» **WORK TO BE COMPLETED**: Search the entries below for "JSON". Report each line where it occurs.

Interface dataset entries
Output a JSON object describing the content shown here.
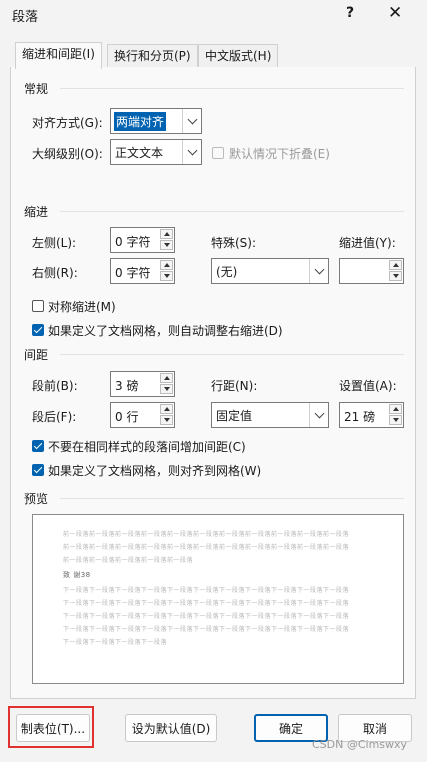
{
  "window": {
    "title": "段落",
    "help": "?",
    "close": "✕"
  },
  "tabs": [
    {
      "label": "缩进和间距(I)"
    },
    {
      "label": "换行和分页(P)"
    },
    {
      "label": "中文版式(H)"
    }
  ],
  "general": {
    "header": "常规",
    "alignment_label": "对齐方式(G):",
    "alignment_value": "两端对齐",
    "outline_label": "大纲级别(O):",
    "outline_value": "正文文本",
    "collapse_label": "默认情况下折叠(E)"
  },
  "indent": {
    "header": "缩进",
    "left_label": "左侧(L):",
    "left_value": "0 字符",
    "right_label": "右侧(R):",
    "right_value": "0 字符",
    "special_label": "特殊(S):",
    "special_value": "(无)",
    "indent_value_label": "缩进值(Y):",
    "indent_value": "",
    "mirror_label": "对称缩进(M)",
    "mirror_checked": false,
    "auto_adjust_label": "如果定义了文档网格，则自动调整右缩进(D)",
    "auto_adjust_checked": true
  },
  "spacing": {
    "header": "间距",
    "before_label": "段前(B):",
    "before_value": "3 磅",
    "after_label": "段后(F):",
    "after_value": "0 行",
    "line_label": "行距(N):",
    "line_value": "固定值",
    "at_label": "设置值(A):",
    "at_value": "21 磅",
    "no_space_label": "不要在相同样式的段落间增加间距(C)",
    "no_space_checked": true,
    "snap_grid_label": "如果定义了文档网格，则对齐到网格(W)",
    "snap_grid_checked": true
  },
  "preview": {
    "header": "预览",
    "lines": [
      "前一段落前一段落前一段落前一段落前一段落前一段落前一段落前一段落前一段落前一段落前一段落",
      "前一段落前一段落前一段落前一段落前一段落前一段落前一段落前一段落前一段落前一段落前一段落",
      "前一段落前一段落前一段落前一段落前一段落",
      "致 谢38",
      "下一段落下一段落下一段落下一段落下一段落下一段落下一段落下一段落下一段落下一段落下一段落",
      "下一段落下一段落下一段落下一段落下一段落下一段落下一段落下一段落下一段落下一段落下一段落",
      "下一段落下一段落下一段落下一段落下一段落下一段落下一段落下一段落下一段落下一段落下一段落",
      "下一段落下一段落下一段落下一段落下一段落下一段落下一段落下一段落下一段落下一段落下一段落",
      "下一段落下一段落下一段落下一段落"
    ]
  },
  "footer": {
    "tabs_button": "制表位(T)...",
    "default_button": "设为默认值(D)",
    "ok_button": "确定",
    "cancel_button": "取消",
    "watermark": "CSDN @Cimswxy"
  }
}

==

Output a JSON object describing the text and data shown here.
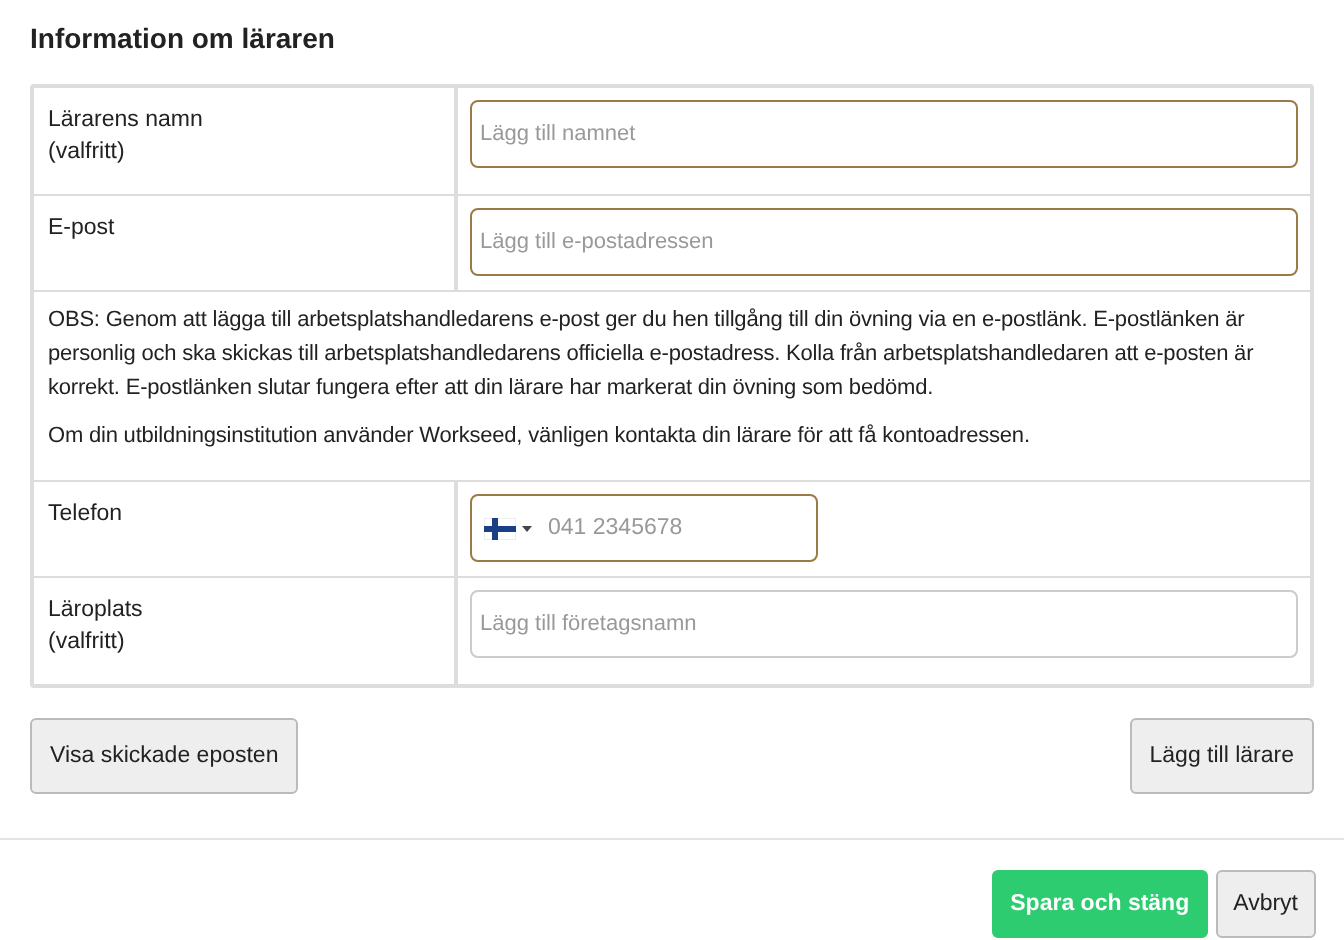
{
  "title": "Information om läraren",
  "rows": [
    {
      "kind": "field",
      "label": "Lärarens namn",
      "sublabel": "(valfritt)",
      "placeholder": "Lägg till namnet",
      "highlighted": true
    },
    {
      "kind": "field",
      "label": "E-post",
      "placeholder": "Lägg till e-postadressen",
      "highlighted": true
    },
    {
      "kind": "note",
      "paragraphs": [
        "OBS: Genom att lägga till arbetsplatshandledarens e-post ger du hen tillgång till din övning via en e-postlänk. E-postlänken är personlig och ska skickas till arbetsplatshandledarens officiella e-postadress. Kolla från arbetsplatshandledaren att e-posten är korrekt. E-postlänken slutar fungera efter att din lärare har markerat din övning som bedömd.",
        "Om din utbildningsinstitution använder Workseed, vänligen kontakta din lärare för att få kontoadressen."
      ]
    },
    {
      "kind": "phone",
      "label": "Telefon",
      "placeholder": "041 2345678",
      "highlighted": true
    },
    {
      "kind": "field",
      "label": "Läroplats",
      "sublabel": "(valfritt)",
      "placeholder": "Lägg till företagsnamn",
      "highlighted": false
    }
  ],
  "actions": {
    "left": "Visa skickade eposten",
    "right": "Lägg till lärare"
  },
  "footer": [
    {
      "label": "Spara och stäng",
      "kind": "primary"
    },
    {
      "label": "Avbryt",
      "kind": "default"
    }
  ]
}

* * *

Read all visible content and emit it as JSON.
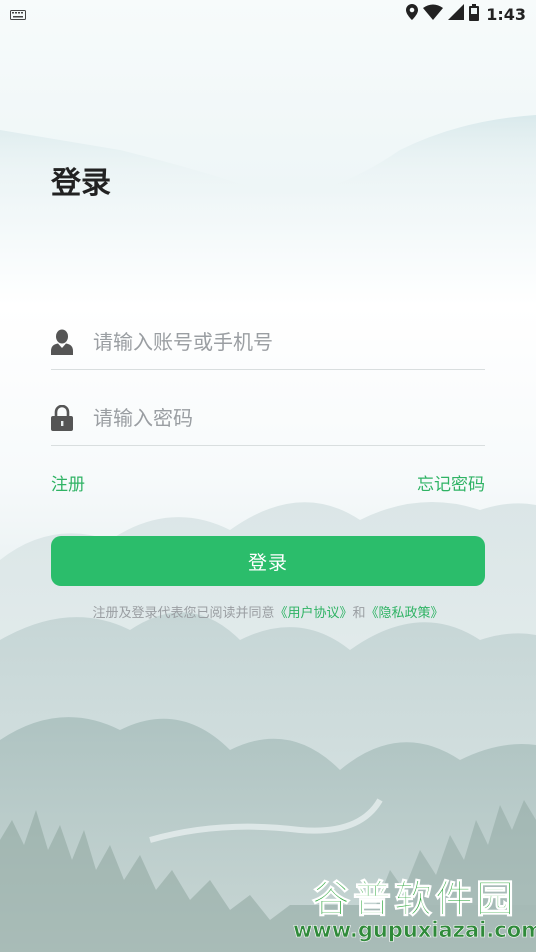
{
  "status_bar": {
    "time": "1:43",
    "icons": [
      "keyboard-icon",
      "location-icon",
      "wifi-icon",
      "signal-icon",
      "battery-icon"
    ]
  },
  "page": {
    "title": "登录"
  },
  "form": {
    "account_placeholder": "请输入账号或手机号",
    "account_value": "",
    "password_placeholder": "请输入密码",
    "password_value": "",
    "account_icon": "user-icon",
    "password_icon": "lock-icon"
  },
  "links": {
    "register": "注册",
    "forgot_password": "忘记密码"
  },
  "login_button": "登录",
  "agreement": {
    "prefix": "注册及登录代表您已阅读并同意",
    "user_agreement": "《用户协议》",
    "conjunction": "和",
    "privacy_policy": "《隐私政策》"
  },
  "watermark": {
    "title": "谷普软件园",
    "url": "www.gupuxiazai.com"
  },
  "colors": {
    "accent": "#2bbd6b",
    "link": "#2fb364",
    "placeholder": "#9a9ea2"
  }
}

» **YOUR RESPONSE**:
Output a JSON object describing the content shown here.
Output a JSON object describing the text and data shown here.
Read all visible content and emit it as JSON.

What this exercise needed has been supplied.